• Aim of the exercise: Go through the data and copy each line that holds "price".

• Web page and app entries:
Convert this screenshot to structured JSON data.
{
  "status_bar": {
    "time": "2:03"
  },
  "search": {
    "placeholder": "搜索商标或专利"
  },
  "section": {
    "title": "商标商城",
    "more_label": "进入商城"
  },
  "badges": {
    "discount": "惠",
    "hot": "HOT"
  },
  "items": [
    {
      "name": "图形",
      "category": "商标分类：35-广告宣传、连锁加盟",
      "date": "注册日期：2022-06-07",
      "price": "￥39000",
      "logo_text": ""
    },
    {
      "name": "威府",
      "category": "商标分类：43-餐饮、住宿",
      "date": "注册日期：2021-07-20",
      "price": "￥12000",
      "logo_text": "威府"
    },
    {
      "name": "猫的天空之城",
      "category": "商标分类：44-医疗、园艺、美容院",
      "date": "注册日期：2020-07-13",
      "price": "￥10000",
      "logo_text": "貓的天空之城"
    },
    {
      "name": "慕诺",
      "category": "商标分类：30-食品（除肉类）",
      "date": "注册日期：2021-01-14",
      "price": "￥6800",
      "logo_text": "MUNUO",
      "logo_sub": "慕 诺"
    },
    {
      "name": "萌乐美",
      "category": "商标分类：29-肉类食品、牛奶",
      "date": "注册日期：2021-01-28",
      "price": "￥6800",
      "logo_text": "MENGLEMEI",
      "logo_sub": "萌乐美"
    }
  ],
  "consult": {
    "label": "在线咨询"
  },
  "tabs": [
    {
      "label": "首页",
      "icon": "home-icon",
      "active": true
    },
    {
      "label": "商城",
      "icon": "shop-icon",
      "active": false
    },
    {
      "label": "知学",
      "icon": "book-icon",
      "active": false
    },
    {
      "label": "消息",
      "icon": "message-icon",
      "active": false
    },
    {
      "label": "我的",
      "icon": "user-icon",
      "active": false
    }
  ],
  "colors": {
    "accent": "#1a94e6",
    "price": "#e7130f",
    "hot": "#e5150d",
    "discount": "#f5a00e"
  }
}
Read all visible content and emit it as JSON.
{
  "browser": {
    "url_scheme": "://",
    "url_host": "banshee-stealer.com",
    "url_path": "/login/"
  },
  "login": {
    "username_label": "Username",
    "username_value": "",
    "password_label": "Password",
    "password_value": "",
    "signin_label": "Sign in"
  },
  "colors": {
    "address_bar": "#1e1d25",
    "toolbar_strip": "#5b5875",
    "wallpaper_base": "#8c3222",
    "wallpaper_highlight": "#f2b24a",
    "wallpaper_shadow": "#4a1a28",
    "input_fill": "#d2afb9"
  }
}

• Solution to this task:
      "price": "￥39000",
      "price": "￥12000",
      "price": "￥10000",
      "price": "￥6800",
      "price": "￥6800",
    "price": "#e7130f",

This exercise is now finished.